Your answer should be every line of the records that contains the word "Área".

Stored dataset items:
======
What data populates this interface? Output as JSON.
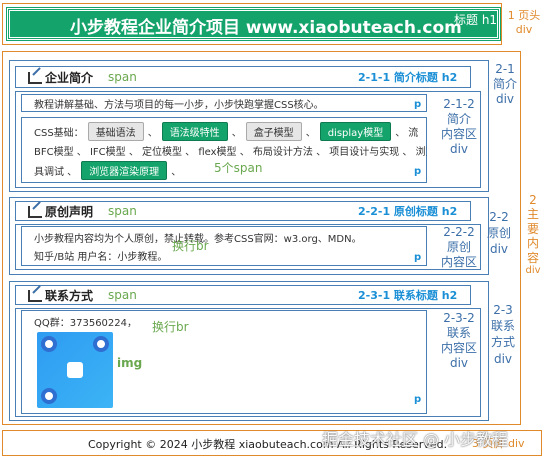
{
  "header": {
    "title": "小步教程企业简介项目 www.xiaobuteach.com",
    "title_annotation": "标题 h1",
    "div_annotation_line1": "1 页头",
    "div_annotation_line2": "div"
  },
  "main": {
    "annotation": [
      "2",
      "主",
      "要",
      "内",
      "容",
      "div"
    ],
    "sections": [
      {
        "title": "企业简介",
        "span_annotation": "span",
        "h2_annotation": "2-1-1 简介标题 h2",
        "div_annotation": [
          "2-1",
          "简介",
          "div"
        ],
        "content_annotation": [
          "2-1-2",
          "简介",
          "内容区",
          "div"
        ],
        "p1": "教程讲解基础、方法与项目的每一小步，小步快跑掌握CSS核心。",
        "p1_annotation": "p",
        "p2_prefix": "CSS基础：",
        "tags": [
          {
            "label": "基础语法",
            "style": "gray"
          },
          {
            "label": "语法级特性",
            "style": "green"
          },
          {
            "label": "盒子模型",
            "style": "gray"
          },
          {
            "label": "display模型",
            "style": "green"
          },
          {
            "label": "流",
            "style": "none"
          }
        ],
        "p2_line2": "BFC模型 、 IFC模型 、 定位模型 、 flex模型 、 布局设计方法 、 项目设计与实现 、 浏览",
        "p2_line3_prefix": "具调试 、",
        "p2_line3_tag": "浏览器渲染原理",
        "span_count_annotation": "5个span",
        "p2_annotation": "p"
      },
      {
        "title": "原创声明",
        "span_annotation": "span",
        "h2_annotation": "2-2-1 原创标题 h2",
        "div_annotation": [
          "2-2",
          "原创",
          "div"
        ],
        "content_annotation": [
          "2-2-2",
          "原创",
          "内容区"
        ],
        "line1": "小步教程内容均为个人原创，禁止转载。参考CSS官网：w3.org、MDN。",
        "line2": "知乎/B站 用户名：小步教程。",
        "br_annotation": "换行br",
        "p_annotation": "p"
      },
      {
        "title": "联系方式",
        "span_annotation": "span",
        "h2_annotation": "2-3-1 联系标题 h2",
        "div_annotation": [
          "2-3",
          "联系",
          "方式",
          "div"
        ],
        "content_annotation": [
          "2-3-2",
          "联系",
          "内容区",
          "div"
        ],
        "line1": "QQ群：373560224，",
        "br_annotation": "换行br",
        "img_annotation": "img",
        "p_annotation": "p"
      }
    ]
  },
  "footer": {
    "text": "Copyright © 2024 小步教程 xiaobuteach.com All Rights Reserved.",
    "annotation": "3 页脚 div",
    "watermark": "掘金技术社区 @ 小步教程"
  }
}
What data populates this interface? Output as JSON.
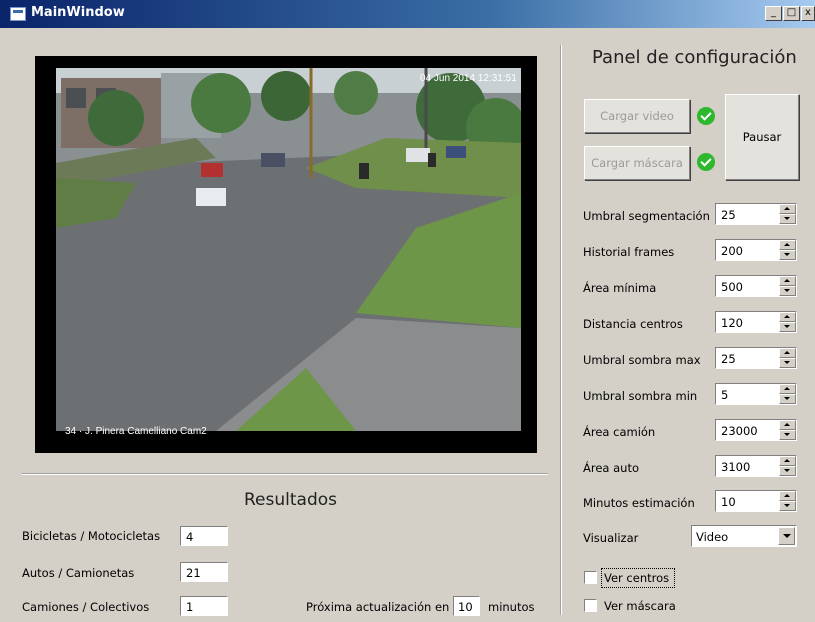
{
  "window": {
    "title": "MainWindow",
    "controls": [
      "_",
      "□",
      "x"
    ]
  },
  "video": {
    "timestamp": "04 Jun 2014  12:31:51",
    "caption": "34 · J. Pinera Camelliano Cam2"
  },
  "config_panel": {
    "title": "Panel de configuración",
    "load_video_label": "Cargar video",
    "load_mask_label": "Cargar máscara",
    "pause_label": "Pausar",
    "fields": [
      {
        "label": "Umbral segmentación",
        "value": "25"
      },
      {
        "label": "Historial frames",
        "value": "200"
      },
      {
        "label": "Área mínima",
        "value": "500"
      },
      {
        "label": "Distancia centros",
        "value": "120"
      },
      {
        "label": "Umbral sombra max",
        "value": "25"
      },
      {
        "label": "Umbral sombra min",
        "value": "5"
      },
      {
        "label": "Área camión",
        "value": "23000"
      },
      {
        "label": "Área auto",
        "value": "3100"
      },
      {
        "label": "Minutos estimación",
        "value": "10"
      }
    ],
    "visualize_label": "Visualizar",
    "visualize_value": "Video",
    "show_centers_label": "Ver centros",
    "show_mask_label": "Ver máscara"
  },
  "results": {
    "title": "Resultados",
    "rows": [
      {
        "label": "Bicicletas / Motocicletas",
        "value": "4"
      },
      {
        "label": "Autos / Camionetas",
        "value": "21"
      },
      {
        "label": "Camiones / Colectivos",
        "value": "1"
      }
    ],
    "next_update_label": "Próxima actualización en",
    "next_update_value": "10",
    "minutes_label": "minutos"
  },
  "colors": {
    "ok_check": "#2eb82e",
    "titlebar": "#0a246a"
  }
}
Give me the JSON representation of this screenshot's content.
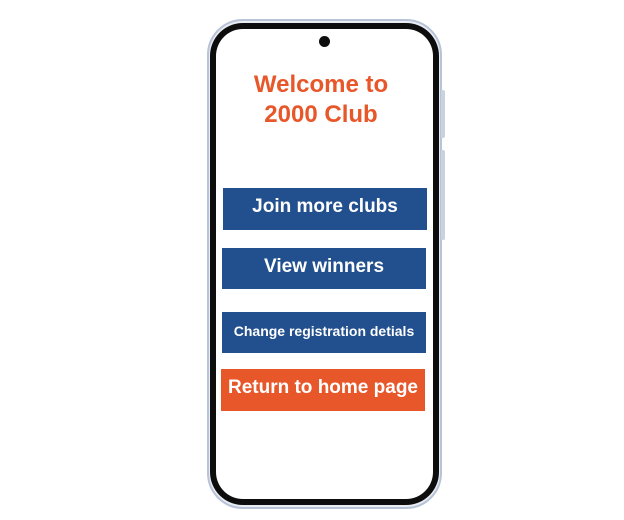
{
  "welcome": {
    "line1": "Welcome to",
    "line2": "2000 Club"
  },
  "menu": {
    "join_more_clubs": "Join more clubs",
    "view_winners": "View winners",
    "change_registration": "Change registration detials",
    "return_home": "Return to home page"
  },
  "colors": {
    "accent_orange": "#e8572a",
    "button_blue": "#22508e",
    "bezel": "#0d0d0d",
    "frame": "#e9edf3"
  },
  "icons": {
    "camera": "front-camera-icon"
  }
}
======
▶ Solved problem
        "label": "Área mínima",
        "label": "Área camión",
        "label": "Área auto",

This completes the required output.